    I actually got your email Adam but was waiting to have more time to write a proper response..but since we are here… I agree with everything in the email and doing the promo and all is totally cool with me.

  6. elevator says

    Someone shoud wield together a hybrid between one of those seated pec fly machines where you pull the vertical handles together fixed in front of you and with the pullover machine where you push/pull horizontal fixed levers downwarnd against force, iow you would want to start in a Y position fly move the arms together and THEN do a pullover with it , just prior befor the handles would hit your legs the machine would force the handles to your sides, like you finish in the normal pullover machine. Also this movement would include the stress like you’d receive from a forward leaning dip

    Also, there should be a button on the machine to do this pullover fly in reverse, from bottom to top

    Nautilus shaped cams should provide optimal resistance path, the fly movement should have a seperate cam from the copmbined pullover movement.

  7. Adam Cornwell says

    Yes, definitely evil ! (ie a good piece of engineering thinking).

    One step away from not laying in bed at night thinking……. but instead not having a bed, but sleeping in the said machine….

  8. says

    Handstand pushups, pullups, and hindu pushups.. that’s about all i ever have time to do but they work wonders for me

  9. Jeff Chui says

    Thank you for this article! I normally don’t bother commenting on these sites, but this was 100% brilliant.

    I’ve been to the gym regularly for about 5 years now and my upper chest have always been under developed. It was not only until the past 6 months a friend gave me a simple suggestion to focus on upper chest and nothing else during my chest workout days. I took up the challenge and found that after 6 months, my upper chest has grown substantially.

    I key which I found helped me was that since I focused just on upper pecs, I was able to set my mind to feel and stretch and focus on that part of my chest more intensely. I found that, through habbit, I was able to relax the lower chest while flexing the upper muscles with each repetition – this also helped with much lower weights (I used 3-4kg dumbbells and now use 5kg for incline flies). I find that using low weights and really concentrating to use only the correct muscles will build a great upper chest (i.e. chest work outs usually incorperate the triceps, and general chest…try to isolate the upper chests through technique and mind power).
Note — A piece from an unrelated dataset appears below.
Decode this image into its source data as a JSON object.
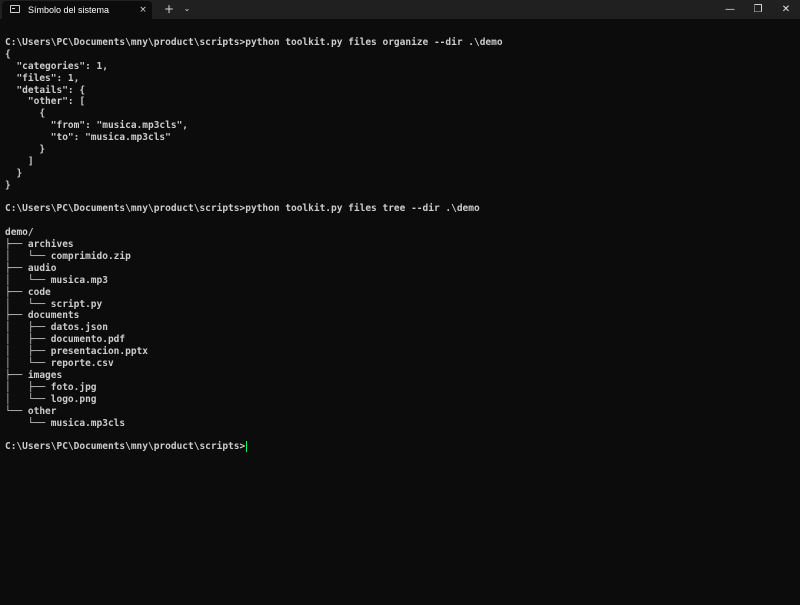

  10. zac says

    Hi everyone! I just thought I’s chuck in my two cents (if you look hard you’ll see they’re actually wooden nickels ; ). Anyhow, for many years I had over developed lower (or sternal) pecs. I tried all kinds of stuff, stuff that should have worked; here’s why it didn’t: my lats were too tight. Your lats internally rotate the humerus (upper arm) and over time the pec minor, pec major and coracobrachialis shorten to accommodate their new working length. This problem usually won’t show up with the sternal portion of the pec because it’s still possible to work them through a normalish range of motion. I don’t want to blather on all “sciency” here so I’ll say this simply: if you fail to stretch the upper pec fibres during (which requires that the humerus externally rotate, which requires the lats to be loose (figuratively)and the middle and lower traps be tight (literally)) exercise then you fail to stimulate hypertrophy (and neural adaptations, read: strength). I use leaning forward dips on flying rings, Ring Flies, Skin the Cat (to stretch, go easy on these) and of course, dumbell inclines (keep your WHOLE back flat against the bench, traps, low back; everything). As many people have pointed out: you have to feel around with your position and how you keep your muscles tight throughout your movements, so that you call really feel those fibres being stimulated. Before I knew this I worked myself into a 110lb weighted dip on the rings and my upper pecs were non existant (figuratively ; ); I change how I do the exercise by using perception: results with only bodyweight!(initially). Please excuse my wanton misuse of anatomical terminology, I may have made word or two up: I’m baked. Have a stimulating(!) day (or evening or whatever). : )